J Cheminform ; 3(1): 37, 2011 Oct 14.
Artigo em Inglês | MEDLINE | ID: mdl-21999342


BACKGROUND: The Blue Obelisk movement was established in 2005 as a response to the lack of Open Data, Open Standards and Open Source (ODOSOS) in chemistry. It aims to make it easier to carry out chemistry research by promoting interoperability between chemistry software, encouraging cooperation between Open Source developers, and developing community resources and Open Standards. RESULTS: This contribution looks back on the work carried out by the Blue Obelisk in the past 5 years and surveys progress and remaining challenges in the areas of Open Data, Open Standards, and Open Source in chemistry. CONCLUSIONS: We show that the Blue Obelisk has been very successful in bringing together researchers and developers with common interests in ODOSOS, leading to development of many useful resources freely available to the chemistry community.

J Cheminform ; 3: 38, 2011 Oct 14.
Artigo em Inglês | MEDLINE | ID: mdl-21999363

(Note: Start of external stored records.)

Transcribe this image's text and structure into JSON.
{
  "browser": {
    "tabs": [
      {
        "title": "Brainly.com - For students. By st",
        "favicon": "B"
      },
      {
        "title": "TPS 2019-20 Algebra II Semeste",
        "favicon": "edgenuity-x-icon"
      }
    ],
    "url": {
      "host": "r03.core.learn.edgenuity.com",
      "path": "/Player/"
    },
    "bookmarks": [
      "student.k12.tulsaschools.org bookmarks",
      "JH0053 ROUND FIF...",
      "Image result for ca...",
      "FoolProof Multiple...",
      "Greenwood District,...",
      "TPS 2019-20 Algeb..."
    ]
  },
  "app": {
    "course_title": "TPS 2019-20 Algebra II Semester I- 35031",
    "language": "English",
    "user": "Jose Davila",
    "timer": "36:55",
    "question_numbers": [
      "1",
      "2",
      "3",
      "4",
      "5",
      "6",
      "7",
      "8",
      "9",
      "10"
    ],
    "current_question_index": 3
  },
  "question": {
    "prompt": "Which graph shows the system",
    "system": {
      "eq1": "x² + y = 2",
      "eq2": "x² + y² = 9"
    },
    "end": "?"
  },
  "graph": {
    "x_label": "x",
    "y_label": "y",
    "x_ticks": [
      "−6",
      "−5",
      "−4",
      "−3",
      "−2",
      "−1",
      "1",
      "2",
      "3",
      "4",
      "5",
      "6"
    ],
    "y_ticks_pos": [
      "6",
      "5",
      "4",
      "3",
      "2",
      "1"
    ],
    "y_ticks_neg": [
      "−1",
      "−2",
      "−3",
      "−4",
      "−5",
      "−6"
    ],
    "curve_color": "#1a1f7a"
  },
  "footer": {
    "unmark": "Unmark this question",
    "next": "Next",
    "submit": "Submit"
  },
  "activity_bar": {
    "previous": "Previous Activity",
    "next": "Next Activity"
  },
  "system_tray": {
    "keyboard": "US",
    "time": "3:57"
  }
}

Computational Quantum Chemistry has developed into a powerful, efficient, reliable and increasingly routine tool for exploring the structure and properties of small to medium sized molecules. Many thousands of calculations are performed every day, some offering results which approach experimental accuracy. However, in contrast to other disciplines, such as crystallography, or bioinformatics, where standard formats and well-known, unified databases exist, this QC data is generally destined to remain locally held in files which are not designed to be machine-readable. Only a very small subset of these results will become accessible to the wider community through publication.In this paper we describe how the Quixote Project is developing the infrastructure required to convert output from a number of different molecular quantum chemistry packages to a common semantically rich, machine-readable format and to build respositories of QC results. Such an infrastructure offers benefits at many levels. The standardised representation of the results will facilitate software interoperability, for example making it easier for analysis tools to take data from different QC packages, and will also help with archival and deposition of results. The repository infrastructure, which is lightweight and built using Open software components, can be implemented at individual researcher, project, organisation or community level, offering the exciting possibility that in future many of these QC results can be made publically available, to be searched and interpreted just as crystallography and bioinformatics results are today.Although we believe that quantum chemists will appreciate the contribution the Quixote infrastructure can make to the organisation and and exchange of their results, we anticipate that greater rewards will come from enabling their results to be consumed by a wider community. As the respositories grow they will become a valuable source of chemical data for use by other disciplines in both research and education.The Quixote project is unconventional in that the infrastructure is being implemented in advance of a full definition of the data model which will eventually underpin it. We believe that a working system which offers real value to researchers based on tools and shared, searchable repositories will encourage early participation from a broader community, including both producers and consumers of data. In the early stages, searching and indexing can be performed on the chemical subject of the calculations, and well defined calculation meta-data. The process of defining more specific quantum chemical definitions, adding them to dictionaries and extracting them consistently from the results of the various software packages can then proceed in an incremental manner, adding additional value at each stage.Not only will these results help to change the data management model in the field of Quantum Chemistry, but the methodology can be applied to other pressing problems related to data in computational and experimental science.